When I attended the seminar in October at the Orphan School, three separate women told me that their female ancestors had been transported from Sussex, from Boxgrove, from Oving and from Horsham. Did I know these places?

Since returning, I have thought about these three women from Sussex. I knew the story of one because I had researched all the women on her ship some years before for the FCRC. You see I was one of the volunteers. Charlotte Ayling was unusually fifty years of age, a washerwoman, sentenced in Chichester. Why unusually – because mostly they sent out young women able to marry and bear children. Charlotte was too old to take her children with her, but, and this is what strikes me now – at least one of her adult children must have loved their mother so much that they followed her out. Charlotte died only three years after arrival. I hope her son or daughter got to see her before she died.

Bio

Rosemary Noble lives in West Sussex and worked as an education librarian. Books have been her life, ever since she walked into a library at five-years-oldand found a treasure trove. Her other love is social history. She got hooked on family history before retirement and discovered so many stories that deserved tobe told.

Her first book, Search for the Light, tells the story of three young girls transported to Australia in 1824. Friendship sustains them through the horrors of the journey, and their enforced service in Tasmania. The Digger’s Daughter tells of the next generation of gold-diggers and a pioneering woman who lives almost through the first hundred years in Victoria. The third in the trilogy, Sadie’s Wars takes the reader to the fourth generation and into the twentieth century. The trilogy is based on the author’s family. It tells of secrecy and lies, of determination and grit and how all can be done or undone by luck.

Rosemary is a member of CHINDI authors and is involved in literary events in and around Chichester. She also loves to travel, especially to Australia and Europe and not least, she loves spending time with her grandchildren, one of whom is a budding author herself.
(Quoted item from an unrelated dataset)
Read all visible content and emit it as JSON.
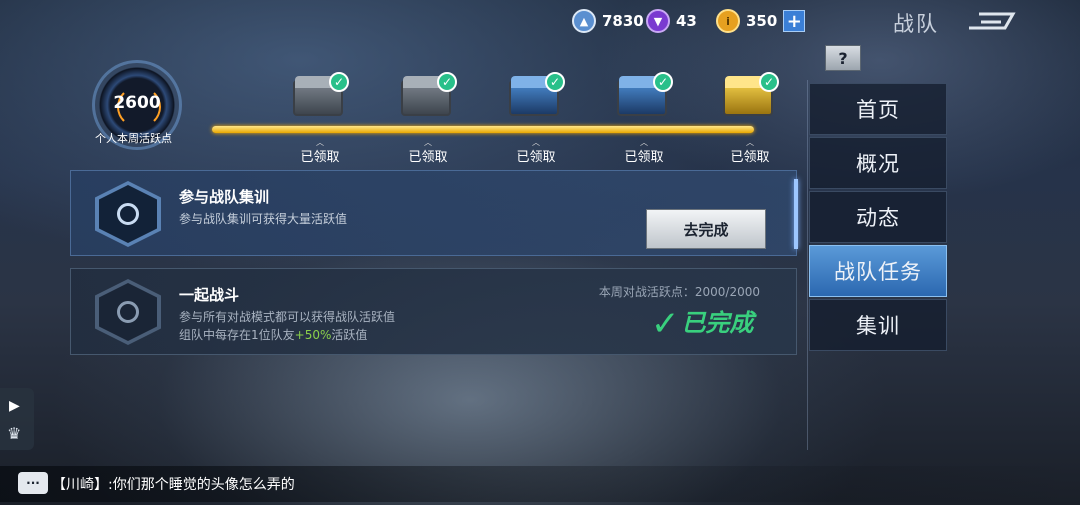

Links to Books

Search for the Light myBook.to/SearchFTL

The Digger’s Daughter myBook.to/DiggersD

Sadie’s Wars mybook.to/SadieW

When the kids are old enough to drive

DS: “Mum, I can drive at 15.”

Me: “No you bloody well can’t.”

DS: “I can. I’ll prove it to you.”

Quick Google later, and he shows me that you can get a license at 15 years and 9 months. Who knew that? Why so early? His excitement is already unbearable.

I learnt to drive in my parents’ diesel estate car. I took my driving test at rush hour in London. We sat in traffic most of the time, pulling into a side road to do the three point turn and emergency stop before rejoining the traffic jam. The most exciting part was the cyclist lurching across a pedestrian crossing. At the end the examiner asked if I knew where third gear was. I pointed it out to him. I passed.

I still remember the registration number of my first car, A764 CPH. A very sporty silver Metro City.

My first car

Anyway, whilst DS dreams of a sports car, I enjoyed this blog from Fraser’s Fun House

I realised recently that I rarely talk about the girls despite them accounting for two thirds of the Fraser clan – this is partly because they would most probably die of shame – so today I’m going to dedicate a whole post to them! A recurrent topic in our house lately is the length of […]

via Growing Up: Learning To Drive — Fraser’s Fun House